We received this cable the other day from the U.S. Embassy in Baghdad about exciting new job opportunities there.

"The hiring of locally engaged staff (LES) has been a slow, cumbersome and sometimes fruitless process at Mission Iraq," the embassy wrote last month to Secretary of State Condoleezza Rice. "Due to the security situation and a lack of a well-established national security structure, performing proper background checks on LES candidates is very difficult and yields uncertain results."

A second problem, Baghdad noted, is that the "insurgents' intimidation campaign has touched our LES corps personally: two of our LES employees have been gunned down in execution-style murders, and two others barely escaped a similar fate in August. Our LES employees live in fear of being identified with the Embassy of the U.S. . . .

"For the first half of 2005 ten of 14 [resignations] were due to security concerns. Of 58 job offers, thirteen employees did not show up for work or resigned within 30 days. The reality is that the embassy can offer them little protection outside the International Zone (IZ) and is not in a position to grant their repeated requests to house them and their families within the IZ."

So what to do? Embassy Baghdad says the situation "has led us to consider making greater use of Third Country National (TCN) employees until the security situation allows a more reliable and robust LES program."

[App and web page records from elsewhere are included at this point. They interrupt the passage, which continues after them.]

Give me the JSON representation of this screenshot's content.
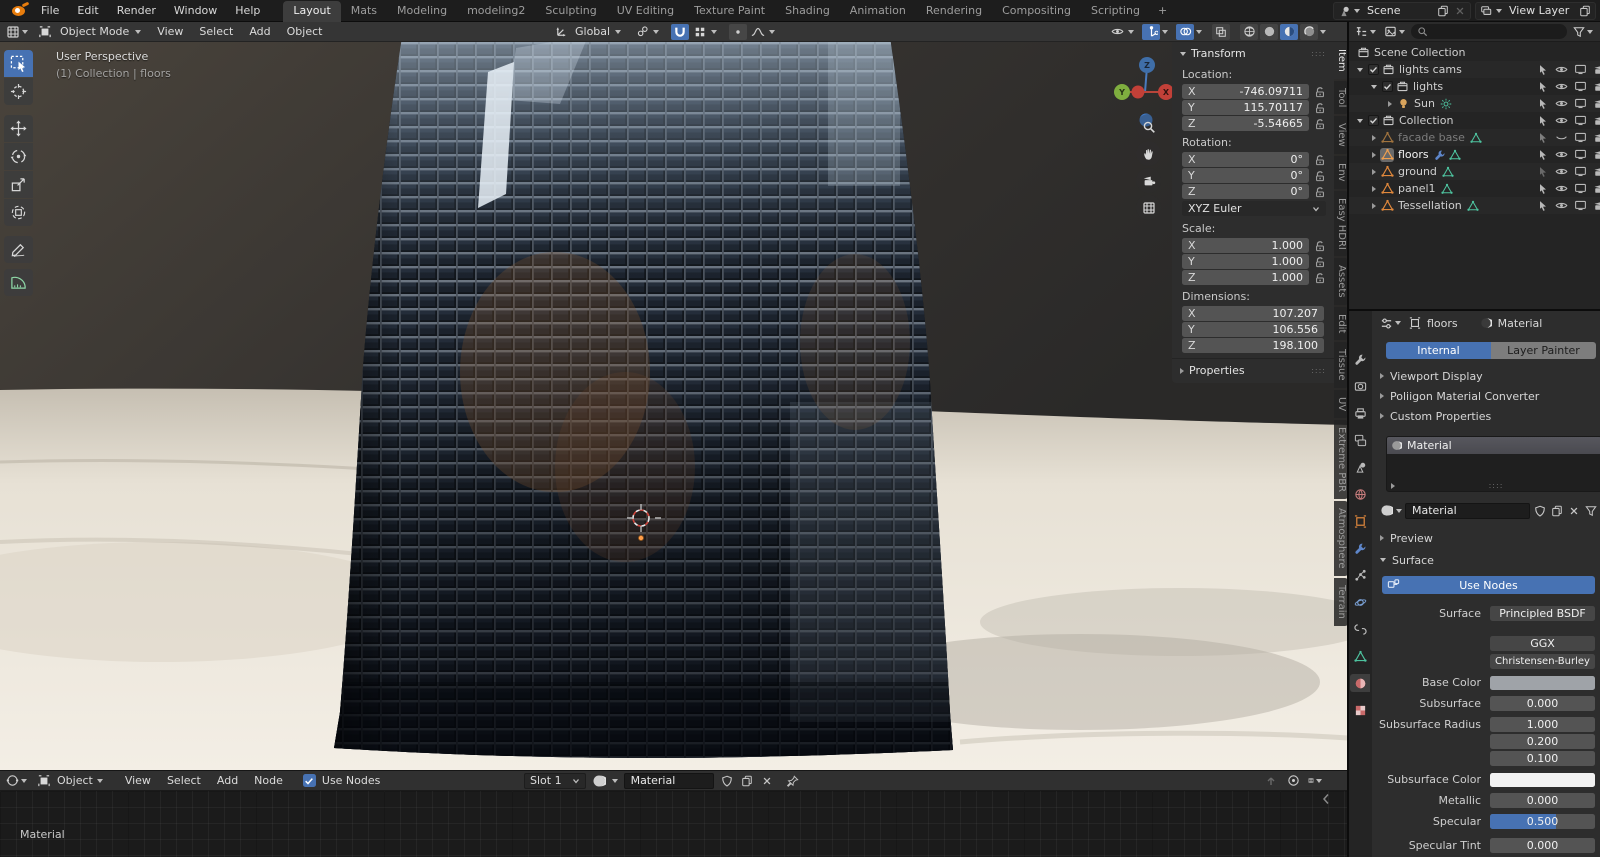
{
  "topbar": {
    "menus": [
      {
        "label": "File"
      },
      {
        "label": "Edit"
      },
      {
        "label": "Render"
      },
      {
        "label": "Window"
      },
      {
        "label": "Help"
      }
    ],
    "workspaces": [
      {
        "label": "Layout"
      },
      {
        "label": "Mats"
      },
      {
        "label": "Modeling"
      },
      {
        "label": "modeling2"
      },
      {
        "label": "Sculpting"
      },
      {
        "label": "UV Editing"
      },
      {
        "label": "Texture Paint"
      },
      {
        "label": "Shading"
      },
      {
        "label": "Animation"
      },
      {
        "label": "Rendering"
      },
      {
        "label": "Compositing"
      },
      {
        "label": "Scripting"
      }
    ],
    "active_workspace": "Layout",
    "add_workspace": "+",
    "scene_name": "Scene",
    "view_layer_name": "View Layer"
  },
  "viewport_header": {
    "mode": "Object Mode",
    "view": "View",
    "select": "Select",
    "add": "Add",
    "object": "Object",
    "orientation": "Global"
  },
  "viewport": {
    "perspective_label": "User Perspective",
    "context_label": "(1) Collection | floors",
    "axis_x": "X",
    "axis_y": "Y",
    "axis_z": "Z"
  },
  "sidebar_tabs": [
    {
      "label": "Item"
    },
    {
      "label": "Tool"
    },
    {
      "label": "View"
    },
    {
      "label": "Env"
    },
    {
      "label": "Easy HDRI"
    },
    {
      "label": "Assets"
    },
    {
      "label": "Edit"
    },
    {
      "label": "Tissue"
    },
    {
      "label": "UV"
    },
    {
      "label": "Extreme PBR"
    },
    {
      "label": "Atmosphere"
    },
    {
      "label": "Terrain"
    }
  ],
  "active_sidebar_tab": "Item",
  "transform": {
    "title": "Transform",
    "location_label": "Location:",
    "loc": [
      {
        "axis": "X",
        "value": "-746.09711"
      },
      {
        "axis": "Y",
        "value": "115.70117"
      },
      {
        "axis": "Z",
        "value": "-5.54665"
      }
    ],
    "rotation_label": "Rotation:",
    "rot": [
      {
        "axis": "X",
        "value": "0°"
      },
      {
        "axis": "Y",
        "value": "0°"
      },
      {
        "axis": "Z",
        "value": "0°"
      }
    ],
    "rotation_mode": "XYZ Euler",
    "scale_label": "Scale:",
    "scl": [
      {
        "axis": "X",
        "value": "1.000"
      },
      {
        "axis": "Y",
        "value": "1.000"
      },
      {
        "axis": "Z",
        "value": "1.000"
      }
    ],
    "dimensions_label": "Dimensions:",
    "dim": [
      {
        "axis": "X",
        "value": "107.207"
      },
      {
        "axis": "Y",
        "value": "106.556"
      },
      {
        "axis": "Z",
        "value": "198.100"
      }
    ],
    "properties_label": "Properties"
  },
  "outliner": {
    "rows": [
      {
        "label": "Scene Collection"
      },
      {
        "label": "lights cams"
      },
      {
        "label": "lights"
      },
      {
        "label": "Sun"
      },
      {
        "label": "Collection"
      },
      {
        "label": "facade base"
      },
      {
        "label": "floors"
      },
      {
        "label": "ground"
      },
      {
        "label": "panel1"
      },
      {
        "label": "Tessellation"
      }
    ]
  },
  "properties": {
    "breadcrumb_object": "floors",
    "breadcrumb_material": "Material",
    "tab_internal": "Internal",
    "tab_layer_painter": "Layer Painter",
    "panel_viewport_display": "Viewport Display",
    "panel_poliigon": "Poliigon Material Converter",
    "panel_custom_props": "Custom Properties",
    "slot_material": "Material",
    "material_name": "Material",
    "preview_label": "Preview",
    "surface_panel_label": "Surface",
    "use_nodes_label": "Use Nodes",
    "surface_label": "Surface",
    "surface_value": "Principled BSDF",
    "ggx": "GGX",
    "christensen": "Christensen-Burley",
    "base_color_label": "Base Color",
    "subsurface_label": "Subsurface",
    "subsurface_value": "0.000",
    "ss_radius_label": "Subsurface Radius",
    "ss_radius_values": [
      "1.000",
      "0.200",
      "0.100"
    ],
    "ss_color_label": "Subsurface Color",
    "metallic_label": "Metallic",
    "metallic_value": "0.000",
    "specular_label": "Specular",
    "specular_value": "0.500",
    "specular_tint_label": "Specular Tint",
    "specular_tint_value": "0.000",
    "colors": {
      "accent": "#4772b3",
      "base_color_swatch": "#9fa3a8",
      "subsurface_color_swatch": "#f2f2f2"
    }
  },
  "shader": {
    "type_label": "Object",
    "view": "View",
    "select": "Select",
    "add": "Add",
    "node": "Node",
    "use_nodes": "Use Nodes",
    "slot": "Slot 1",
    "material_name": "Material",
    "node_caption": "Material"
  }
}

None of the several hundred Iraqis would be fired if this plan goes forward. "We plan to retain the loyal and talented Iraqi employees" (are these LTIs?), the cable said. But "for the immediate future . . . we will look for TCNs to fill positions that do not require American citizenship."

The embassy is looking to use Amman, Jordan, "as a recruitment and employment platform to hire qualified TCN employees who would then be sent to Baghdad under TDY [temporary duty] orders for varying lengths of time according to need."

You don't have to be Jordanian to apply. These jobs would be open to "anyone legally employable in Jordan." You would get the same pay scale as in Amman, with a 50 percent raise for danger pay.

The Appellation Trail

There's chatter at Georgetown University's School of Foreign Service that Douglas J. Feith, former undersecretary of defense and key architect of the Iraq war, is in line to be "distinguished professor in the practice of diplomacy."

The matter sparked vigorous debate and opposition when it came up at a mid-term faculty lunch with Dean Robert L. Gallucci. We're told some faculty members felt Gallucci isn't empowered to offer the job, but Gallucci said he has the authority and is raising money for the post.

One source said the faculty was "up in arms" at the lunch; another styled it a "friendly debate," both over Gallucci's flexing his muscle and over hiring Feith, who some feel may be a tad lacking on diplomatic credentials. Prior appointees to these "distinguished professor" gigs include former secretary of state Madeleine K. Albright, who had been an academic and U.N. ambassador, former Clinton national security adviser Anthony Lake, a career foreign service officer and college professor, and Donald F. McHenry, a longtime State Department hand and former U.N. ambassador.

Feith, in addition to his recent Pentagon tour, had been a Reagan National Security Council aide for five years. Between government stints, he practiced law. He's now ensconced as a distinguished fellow at the Hoover Institution at Stanford where he's working to finish a book on his Iraq adventure, and is considering other academic offers.

Despite all the pointy-headed harrumphing at Georgetown, Feith would bring a certain star power. After all, exactly how many professors can say Gen. Tommy Franks reportedly called them "the [deleted] stupidest guy on the face of the earth"? Former secretary of state Colin L. Powell's chief of staff, Lawrence B. Wilkerson, a retired Army colonel, seconded that: "Seldom in my life have I met a dumber man."

Well, how many?

Reporters' Reporters

It's not easy being in the White House press pool. Those reporters are obliged to cover for everyone else and quickly bang out a report for their colleagues to use. They must be accurate in the smallest detail.

Richard Benedetto of USA Today authored a fine pool report Monday about President Bush's Panama meetings. Later, as can happen, he made a couple of minor adjustments:

Pool Report 3A

Correction to Pool Report 3

"Propositioned Pool" should read "Prepositioned Pool"

No one in your pool was "propositioned," at least as far as I know.

Then came a more significant correction:

Fashion Correction to Pool Report 3

First Lady Laura Bush's white pantsuit was linen, and not polyester and cotton, as reported. It still looked crisp.

Richard (Saint Laurent) Benedetto